Once upon a time newspapers were our main source of information. Now those old newspapers are a reliable source for hundreds of years of history and secrets of the past. Now you can search for people, places, and events without the hassle of sorting through mountains of papers!
Newspaper Archive is the world's largest online newspaper database featuring over 130 million newspaper pages. Plus our database expands by one newspaper page per second for a total of around 2.5 million pages per month! The value of your membership grows along with it.
Those looking to find out more about their forefathers can empower their genealogy search with Newspaper Archive. Within our massive database, users can search ancestors' names for news stories and obituaries. We must understand our past to understand our future!
24 hours a day Monday-Saturday
Your full introductory membership payment will be credited toward the cost of full membership any time you choose to upgrade!
"It is amazing how easy and exciting it is to access all of this information!

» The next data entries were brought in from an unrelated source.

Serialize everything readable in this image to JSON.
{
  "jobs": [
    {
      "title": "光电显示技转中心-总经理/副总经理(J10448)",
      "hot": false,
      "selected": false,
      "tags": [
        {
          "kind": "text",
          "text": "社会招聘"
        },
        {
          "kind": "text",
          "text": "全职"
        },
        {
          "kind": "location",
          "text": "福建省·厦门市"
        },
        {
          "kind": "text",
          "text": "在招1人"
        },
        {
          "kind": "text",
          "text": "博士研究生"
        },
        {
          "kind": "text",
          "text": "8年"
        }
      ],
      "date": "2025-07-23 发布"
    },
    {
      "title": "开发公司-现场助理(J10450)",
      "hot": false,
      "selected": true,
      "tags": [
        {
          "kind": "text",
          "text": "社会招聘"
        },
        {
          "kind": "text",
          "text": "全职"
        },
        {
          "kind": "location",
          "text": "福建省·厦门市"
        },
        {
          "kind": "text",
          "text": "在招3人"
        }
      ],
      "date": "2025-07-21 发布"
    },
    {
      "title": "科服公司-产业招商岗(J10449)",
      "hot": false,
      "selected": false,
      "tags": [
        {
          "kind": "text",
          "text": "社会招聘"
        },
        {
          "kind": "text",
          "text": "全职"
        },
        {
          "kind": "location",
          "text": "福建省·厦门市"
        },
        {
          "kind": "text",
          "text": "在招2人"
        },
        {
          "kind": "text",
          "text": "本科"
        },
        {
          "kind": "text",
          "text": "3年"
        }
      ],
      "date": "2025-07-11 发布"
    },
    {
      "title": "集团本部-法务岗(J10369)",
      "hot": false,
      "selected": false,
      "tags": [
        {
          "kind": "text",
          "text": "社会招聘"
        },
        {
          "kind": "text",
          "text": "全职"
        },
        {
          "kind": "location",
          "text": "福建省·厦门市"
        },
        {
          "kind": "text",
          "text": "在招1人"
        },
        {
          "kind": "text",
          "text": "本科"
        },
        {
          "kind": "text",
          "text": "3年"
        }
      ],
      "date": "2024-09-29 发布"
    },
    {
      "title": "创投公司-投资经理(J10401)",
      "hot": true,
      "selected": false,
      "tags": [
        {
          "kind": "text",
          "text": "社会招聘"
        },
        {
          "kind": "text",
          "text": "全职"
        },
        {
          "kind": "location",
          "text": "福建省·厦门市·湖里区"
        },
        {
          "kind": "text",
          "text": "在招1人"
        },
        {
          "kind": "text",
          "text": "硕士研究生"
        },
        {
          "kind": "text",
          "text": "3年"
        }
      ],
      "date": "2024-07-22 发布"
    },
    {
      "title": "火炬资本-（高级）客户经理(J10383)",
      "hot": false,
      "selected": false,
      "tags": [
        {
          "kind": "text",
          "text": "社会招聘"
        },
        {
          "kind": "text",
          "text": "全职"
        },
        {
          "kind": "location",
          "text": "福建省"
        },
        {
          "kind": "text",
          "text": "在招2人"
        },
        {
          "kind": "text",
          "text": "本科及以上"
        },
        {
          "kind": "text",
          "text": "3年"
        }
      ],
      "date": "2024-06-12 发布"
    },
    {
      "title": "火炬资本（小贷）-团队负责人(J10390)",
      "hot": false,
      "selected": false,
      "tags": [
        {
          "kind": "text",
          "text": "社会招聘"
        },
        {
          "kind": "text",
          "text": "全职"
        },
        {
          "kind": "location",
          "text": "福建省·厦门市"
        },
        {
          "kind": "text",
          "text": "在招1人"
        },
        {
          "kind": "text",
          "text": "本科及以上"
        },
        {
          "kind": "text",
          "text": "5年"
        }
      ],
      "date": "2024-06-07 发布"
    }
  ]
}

I found hundreds of articles about my relatives from Germany! Well worth the subscription!" - Michael S.
"I love this site. It's interesting to read articles about different family members. I've found articles as well as an obituary about an uncle who passed away before I was born, and another about a great aunt. It's great for helping with genealogy." - Patricia T.
"A great research tool. Allows me to view events and gives me incredible insight into the stories of the past." - Charles S.